Interface dataset entries
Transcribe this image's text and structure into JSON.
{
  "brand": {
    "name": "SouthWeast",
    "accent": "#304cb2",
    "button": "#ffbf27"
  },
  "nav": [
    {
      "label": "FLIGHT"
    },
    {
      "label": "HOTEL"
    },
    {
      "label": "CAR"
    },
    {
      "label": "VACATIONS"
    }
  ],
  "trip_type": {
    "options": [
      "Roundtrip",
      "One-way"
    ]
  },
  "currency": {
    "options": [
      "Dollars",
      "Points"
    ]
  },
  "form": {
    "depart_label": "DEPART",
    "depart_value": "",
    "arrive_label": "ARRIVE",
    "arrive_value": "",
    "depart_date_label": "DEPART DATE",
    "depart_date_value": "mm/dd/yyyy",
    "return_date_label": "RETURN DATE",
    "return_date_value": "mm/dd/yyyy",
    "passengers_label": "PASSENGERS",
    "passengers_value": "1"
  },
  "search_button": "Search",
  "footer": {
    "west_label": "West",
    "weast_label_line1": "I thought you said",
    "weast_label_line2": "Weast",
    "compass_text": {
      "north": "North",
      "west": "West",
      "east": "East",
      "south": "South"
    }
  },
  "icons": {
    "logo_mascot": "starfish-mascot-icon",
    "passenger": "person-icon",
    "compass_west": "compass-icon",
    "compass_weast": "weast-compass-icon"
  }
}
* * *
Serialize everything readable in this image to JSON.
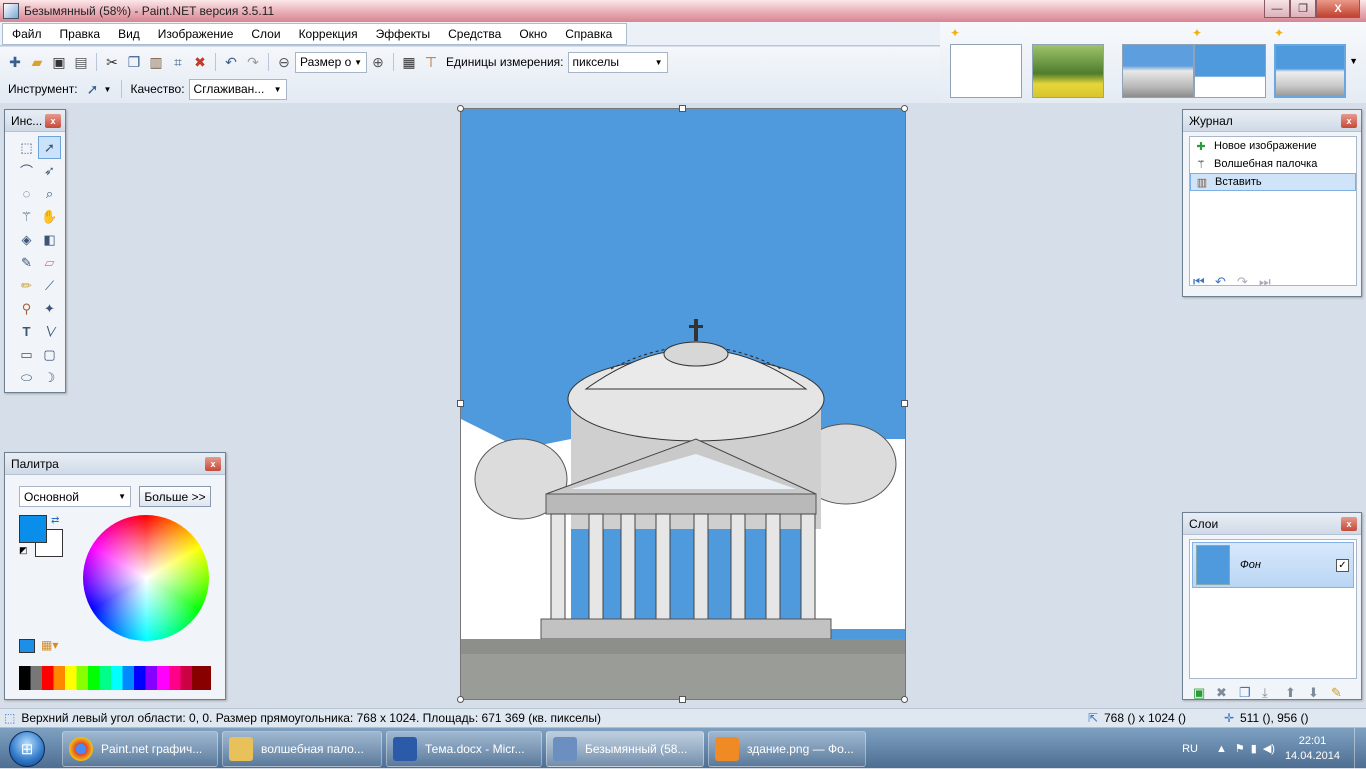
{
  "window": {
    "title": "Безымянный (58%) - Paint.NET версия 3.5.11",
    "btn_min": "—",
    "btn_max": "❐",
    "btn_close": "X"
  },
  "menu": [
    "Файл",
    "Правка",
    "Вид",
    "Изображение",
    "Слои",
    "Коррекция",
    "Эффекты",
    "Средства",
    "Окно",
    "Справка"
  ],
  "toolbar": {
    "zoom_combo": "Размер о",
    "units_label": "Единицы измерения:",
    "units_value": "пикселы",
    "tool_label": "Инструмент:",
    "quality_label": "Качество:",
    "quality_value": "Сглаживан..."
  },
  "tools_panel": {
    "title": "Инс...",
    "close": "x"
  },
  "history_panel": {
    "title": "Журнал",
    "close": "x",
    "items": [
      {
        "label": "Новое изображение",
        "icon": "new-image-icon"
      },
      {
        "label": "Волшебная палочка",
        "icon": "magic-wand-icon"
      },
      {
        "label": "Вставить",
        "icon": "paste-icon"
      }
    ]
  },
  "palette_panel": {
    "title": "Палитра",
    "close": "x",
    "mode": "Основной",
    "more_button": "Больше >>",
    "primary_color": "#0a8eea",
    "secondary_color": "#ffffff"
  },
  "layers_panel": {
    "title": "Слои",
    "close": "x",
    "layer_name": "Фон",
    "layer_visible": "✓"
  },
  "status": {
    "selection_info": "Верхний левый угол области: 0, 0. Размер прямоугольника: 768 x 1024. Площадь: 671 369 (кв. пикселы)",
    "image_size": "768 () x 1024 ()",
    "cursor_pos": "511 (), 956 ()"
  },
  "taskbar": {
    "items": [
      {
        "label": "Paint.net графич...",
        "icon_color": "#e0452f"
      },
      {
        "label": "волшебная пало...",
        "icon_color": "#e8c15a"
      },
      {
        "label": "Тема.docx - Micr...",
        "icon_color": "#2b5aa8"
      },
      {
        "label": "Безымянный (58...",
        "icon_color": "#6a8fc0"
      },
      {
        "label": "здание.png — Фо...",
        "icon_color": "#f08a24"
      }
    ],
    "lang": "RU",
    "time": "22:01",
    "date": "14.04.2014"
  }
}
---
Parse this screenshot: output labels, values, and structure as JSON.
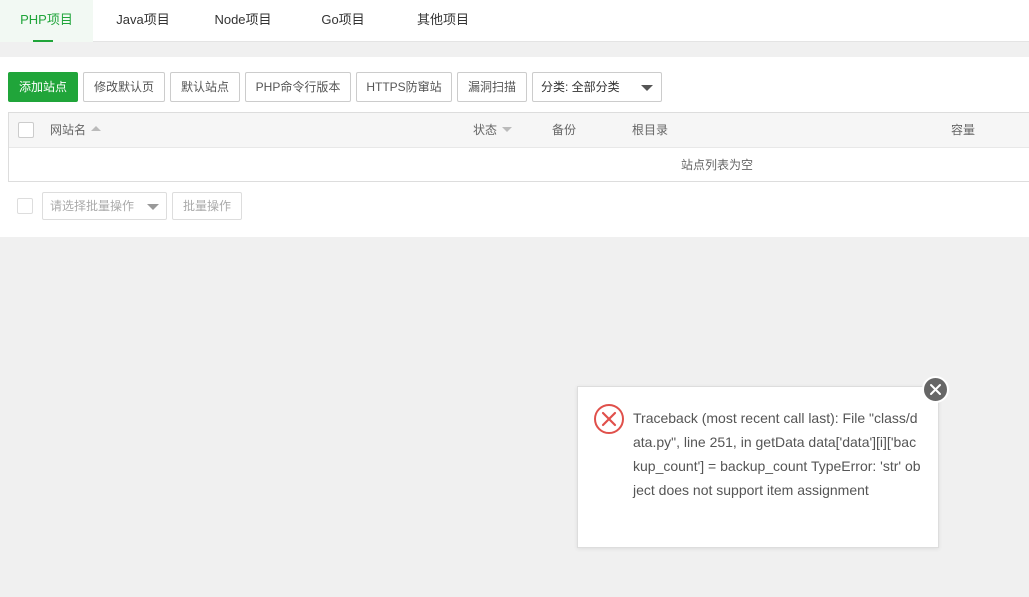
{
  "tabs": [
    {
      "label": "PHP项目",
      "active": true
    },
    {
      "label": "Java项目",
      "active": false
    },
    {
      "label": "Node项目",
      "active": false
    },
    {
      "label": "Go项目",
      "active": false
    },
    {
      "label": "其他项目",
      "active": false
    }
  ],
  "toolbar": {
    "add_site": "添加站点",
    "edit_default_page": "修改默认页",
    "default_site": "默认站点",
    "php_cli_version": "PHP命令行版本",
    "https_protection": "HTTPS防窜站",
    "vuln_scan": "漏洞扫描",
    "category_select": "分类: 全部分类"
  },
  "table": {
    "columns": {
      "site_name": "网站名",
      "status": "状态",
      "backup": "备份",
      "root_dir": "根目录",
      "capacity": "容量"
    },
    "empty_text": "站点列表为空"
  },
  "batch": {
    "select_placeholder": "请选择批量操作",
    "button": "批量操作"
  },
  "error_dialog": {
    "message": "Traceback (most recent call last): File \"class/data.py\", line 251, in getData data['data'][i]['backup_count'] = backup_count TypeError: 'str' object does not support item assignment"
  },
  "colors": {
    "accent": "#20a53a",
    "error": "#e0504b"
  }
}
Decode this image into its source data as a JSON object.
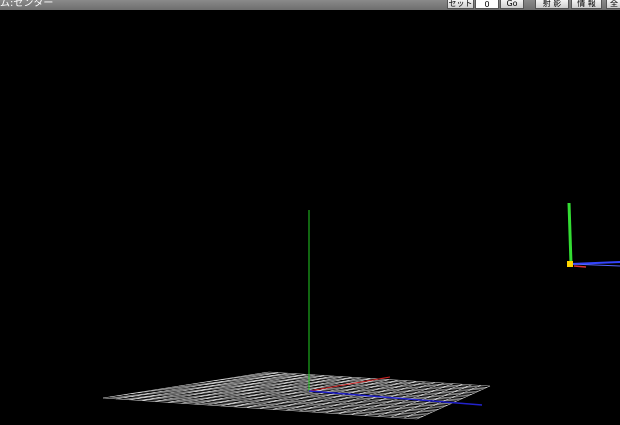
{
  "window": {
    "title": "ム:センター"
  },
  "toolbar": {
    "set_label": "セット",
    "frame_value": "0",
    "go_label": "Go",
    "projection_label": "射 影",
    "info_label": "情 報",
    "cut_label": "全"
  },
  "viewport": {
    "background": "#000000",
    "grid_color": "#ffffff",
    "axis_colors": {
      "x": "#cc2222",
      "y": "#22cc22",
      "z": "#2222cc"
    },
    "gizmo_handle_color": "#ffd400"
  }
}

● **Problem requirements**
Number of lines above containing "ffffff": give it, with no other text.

● **Answer space**
2